Data records for software interfaces
▶

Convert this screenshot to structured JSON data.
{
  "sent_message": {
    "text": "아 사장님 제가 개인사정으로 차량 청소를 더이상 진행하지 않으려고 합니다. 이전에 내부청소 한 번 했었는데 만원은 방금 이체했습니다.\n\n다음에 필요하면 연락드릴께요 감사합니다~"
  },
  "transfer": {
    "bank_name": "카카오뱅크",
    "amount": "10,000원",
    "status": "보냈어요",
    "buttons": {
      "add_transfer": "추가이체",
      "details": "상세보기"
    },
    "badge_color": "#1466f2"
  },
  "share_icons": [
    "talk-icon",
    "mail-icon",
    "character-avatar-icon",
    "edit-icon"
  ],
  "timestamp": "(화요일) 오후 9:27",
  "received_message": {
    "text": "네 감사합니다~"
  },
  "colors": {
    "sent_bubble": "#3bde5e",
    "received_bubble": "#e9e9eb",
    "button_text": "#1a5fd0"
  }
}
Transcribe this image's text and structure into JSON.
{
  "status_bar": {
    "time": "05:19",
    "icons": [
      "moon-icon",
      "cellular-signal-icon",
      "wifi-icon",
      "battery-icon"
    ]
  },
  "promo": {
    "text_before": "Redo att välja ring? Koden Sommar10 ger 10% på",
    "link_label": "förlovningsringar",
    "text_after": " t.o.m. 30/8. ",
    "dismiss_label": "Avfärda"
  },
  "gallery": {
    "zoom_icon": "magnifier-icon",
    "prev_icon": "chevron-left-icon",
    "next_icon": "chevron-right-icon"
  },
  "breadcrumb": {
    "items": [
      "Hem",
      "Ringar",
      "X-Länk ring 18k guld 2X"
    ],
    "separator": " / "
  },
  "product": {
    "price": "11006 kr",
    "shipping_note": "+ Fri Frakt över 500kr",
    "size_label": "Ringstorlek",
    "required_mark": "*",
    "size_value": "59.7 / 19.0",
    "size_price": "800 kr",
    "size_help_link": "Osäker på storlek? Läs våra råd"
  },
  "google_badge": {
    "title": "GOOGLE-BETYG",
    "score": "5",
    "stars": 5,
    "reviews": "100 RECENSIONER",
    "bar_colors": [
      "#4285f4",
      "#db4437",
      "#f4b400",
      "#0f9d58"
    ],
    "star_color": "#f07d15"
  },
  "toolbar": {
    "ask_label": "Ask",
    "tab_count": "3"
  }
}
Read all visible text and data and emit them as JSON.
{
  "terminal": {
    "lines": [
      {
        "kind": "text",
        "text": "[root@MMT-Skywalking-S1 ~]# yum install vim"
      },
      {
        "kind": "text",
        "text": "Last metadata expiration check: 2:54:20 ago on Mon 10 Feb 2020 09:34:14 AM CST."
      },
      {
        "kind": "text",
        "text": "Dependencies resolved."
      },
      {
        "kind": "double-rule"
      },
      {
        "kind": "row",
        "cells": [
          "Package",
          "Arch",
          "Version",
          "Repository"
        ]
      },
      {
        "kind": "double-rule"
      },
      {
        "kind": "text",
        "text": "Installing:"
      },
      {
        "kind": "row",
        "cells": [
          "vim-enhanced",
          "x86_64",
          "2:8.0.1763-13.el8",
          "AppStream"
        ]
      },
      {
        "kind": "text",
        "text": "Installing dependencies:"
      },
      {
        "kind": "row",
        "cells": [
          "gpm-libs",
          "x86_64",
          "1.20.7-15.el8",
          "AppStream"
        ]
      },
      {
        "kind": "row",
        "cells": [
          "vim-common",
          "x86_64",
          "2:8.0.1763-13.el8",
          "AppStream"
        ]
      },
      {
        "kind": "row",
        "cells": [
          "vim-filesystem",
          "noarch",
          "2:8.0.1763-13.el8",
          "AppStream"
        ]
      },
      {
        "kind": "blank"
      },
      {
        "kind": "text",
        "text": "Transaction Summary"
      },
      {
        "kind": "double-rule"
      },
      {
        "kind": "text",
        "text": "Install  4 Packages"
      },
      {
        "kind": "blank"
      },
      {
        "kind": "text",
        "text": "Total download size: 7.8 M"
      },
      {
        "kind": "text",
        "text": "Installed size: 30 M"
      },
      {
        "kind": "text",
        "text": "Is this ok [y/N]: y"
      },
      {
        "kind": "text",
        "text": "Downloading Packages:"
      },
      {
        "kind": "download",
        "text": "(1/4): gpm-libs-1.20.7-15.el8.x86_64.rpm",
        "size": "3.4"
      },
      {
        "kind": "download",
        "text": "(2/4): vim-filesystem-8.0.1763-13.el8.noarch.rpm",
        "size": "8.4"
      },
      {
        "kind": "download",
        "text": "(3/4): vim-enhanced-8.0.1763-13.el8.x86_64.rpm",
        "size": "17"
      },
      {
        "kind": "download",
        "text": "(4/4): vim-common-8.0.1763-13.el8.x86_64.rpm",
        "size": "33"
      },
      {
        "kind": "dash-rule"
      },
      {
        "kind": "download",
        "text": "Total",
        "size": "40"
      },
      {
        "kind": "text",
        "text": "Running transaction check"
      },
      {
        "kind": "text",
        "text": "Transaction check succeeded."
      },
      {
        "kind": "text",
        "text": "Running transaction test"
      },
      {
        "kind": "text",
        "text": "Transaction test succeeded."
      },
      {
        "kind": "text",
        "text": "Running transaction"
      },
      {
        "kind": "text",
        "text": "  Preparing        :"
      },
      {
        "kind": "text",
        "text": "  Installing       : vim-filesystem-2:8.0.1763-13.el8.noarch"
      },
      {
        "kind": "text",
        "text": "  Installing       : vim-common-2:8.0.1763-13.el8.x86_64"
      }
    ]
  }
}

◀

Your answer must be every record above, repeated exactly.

_FINISHED TASK_.
Convert this screenshot to structured JSON data.
{
  "sent_message": {
    "text": "아 사장님 제가 개인사정으로 차량 청소를 더이상 진행하지 않으려고 합니다. 이전에 내부청소 한 번 했었는데 만원은 방금 이체했습니다.\n\n다음에 필요하면 연락드릴께요 감사합니다~"
  },
  "transfer": {
    "bank_name": "카카오뱅크",
    "amount": "10,000원",
    "status": "보냈어요",
    "buttons": {
      "add_transfer": "추가이체",
      "details": "상세보기"
    },
    "badge_color": "#1466f2"
  },
  "share_icons": [
    "talk-icon",
    "mail-icon",
    "character-avatar-icon",
    "edit-icon"
  ],
  "timestamp": "(화요일) 오후 9:27",
  "received_message": {
    "text": "네 감사합니다~"
  },
  "colors": {
    "sent_bubble": "#3bde5e",
    "received_bubble": "#e9e9eb",
    "button_text": "#1a5fd0"
  }
}
Transcribe this image's text and structure into JSON.
{
  "status_bar": {
    "time": "05:19",
    "icons": [
      "moon-icon",
      "cellular-signal-icon",
      "wifi-icon",
      "battery-icon"
    ]
  },
  "promo": {
    "text_before": "Redo att välja ring? Koden Sommar10 ger 10% på",
    "link_label": "förlovningsringar",
    "text_after": " t.o.m. 30/8. ",
    "dismiss_label": "Avfärda"
  },
  "gallery": {
    "zoom_icon": "magnifier-icon",
    "prev_icon": "chevron-left-icon",
    "next_icon": "chevron-right-icon"
  },
  "breadcrumb": {
    "items": [
      "Hem",
      "Ringar",
      "X-Länk ring 18k guld 2X"
    ],
    "separator": " / "
  },
  "product": {
    "price": "11006 kr",
    "shipping_note": "+ Fri Frakt över 500kr",
    "size_label": "Ringstorlek",
    "required_mark": "*",
    "size_value": "59.7 / 19.0",
    "size_price": "800 kr",
    "size_help_link": "Osäker på storlek? Läs våra råd"
  },
  "google_badge": {
    "title": "GOOGLE-BETYG",
    "score": "5",
    "stars": 5,
    "reviews": "100 RECENSIONER",
    "bar_colors": [
      "#4285f4",
      "#db4437",
      "#f4b400",
      "#0f9d58"
    ],
    "star_color": "#f07d15"
  },
  "toolbar": {
    "ask_label": "Ask",
    "tab_count": "3"
  }
}
Read all visible text and data and emit them as JSON.
{
  "terminal": {
    "lines": [
      {
        "kind": "text",
        "text": "[root@MMT-Skywalking-S1 ~]# yum install vim"
      },
      {
        "kind": "text",
        "text": "Last metadata expiration check: 2:54:20 ago on Mon 10 Feb 2020 09:34:14 AM CST."
      },
      {
        "kind": "text",
        "text": "Dependencies resolved."
      },
      {
        "kind": "double-rule"
      },
      {
        "kind": "row",
        "cells": [
          "Package",
          "Arch",
          "Version",
          "Repository"
        ]
      },
      {
        "kind": "double-rule"
      },
      {
        "kind": "text",
        "text": "Installing:"
      },
      {
        "kind": "row",
        "cells": [
          "vim-enhanced",
          "x86_64",
          "2:8.0.1763-13.el8",
          "AppStream"
        ]
      },
      {
        "kind": "text",
        "text": "Installing dependencies:"
      },
      {
        "kind": "row",
        "cells": [
          "gpm-libs",
          "x86_64",
          "1.20.7-15.el8",
          "AppStream"
        ]
      },
      {
        "kind": "row",
        "cells": [
          "vim-common",
          "x86_64",
          "2:8.0.1763-13.el8",
          "AppStream"
        ]
      },
      {
        "kind": "row",
        "cells": [
          "vim-filesystem",
          "noarch",
          "2:8.0.1763-13.el8",
          "AppStream"
        ]
      },
      {
        "kind": "blank"
      },
      {
        "kind": "text",
        "text": "Transaction Summary"
      },
      {
        "kind": "double-rule"
      },
      {
        "kind": "text",
        "text": "Install  4 Packages"
      },
      {
        "kind": "blank"
      },
      {
        "kind": "text",
        "text": "Total download size: 7.8 M"
      },
      {
        "kind": "text",
        "text": "Installed size: 30 M"
      },
      {
        "kind": "text",
        "text": "Is this ok [y/N]: y"
      },
      {
        "kind": "text",
        "text": "Downloading Packages:"
      },
      {
        "kind": "download",
        "text": "(1/4): gpm-libs-1.20.7-15.el8.x86_64.rpm",
        "size": "3.4"
      },
      {
        "kind": "download",
        "text": "(2/4): vim-filesystem-8.0.1763-13.el8.noarch.rpm",
        "size": "8.4"
      },
      {
        "kind": "download",
        "text": "(3/4): vim-enhanced-8.0.1763-13.el8.x86_64.rpm",
        "size": "17"
      },
      {
        "kind": "download",
        "text": "(4/4): vim-common-8.0.1763-13.el8.x86_64.rpm",
        "size": "33"
      },
      {
        "kind": "dash-rule"
      },
      {
        "kind": "download",
        "text": "Total",
        "size": "40"
      },
      {
        "kind": "text",
        "text": "Running transaction check"
      },
      {
        "kind": "text",
        "text": "Transaction check succeeded."
      },
      {
        "kind": "text",
        "text": "Running transaction test"
      },
      {
        "kind": "text",
        "text": "Transaction test succeeded."
      },
      {
        "kind": "text",
        "text": "Running transaction"
      },
      {
        "kind": "text",
        "text": "  Preparing        :"
      },
      {
        "kind": "text",
        "text": "  Installing       : vim-filesystem-2:8.0.1763-13.el8.noarch"
      },
      {
        "kind": "text",
        "text": "  Installing       : vim-common-2:8.0.1763-13.el8.x86_64"
      }
    ]
  }
}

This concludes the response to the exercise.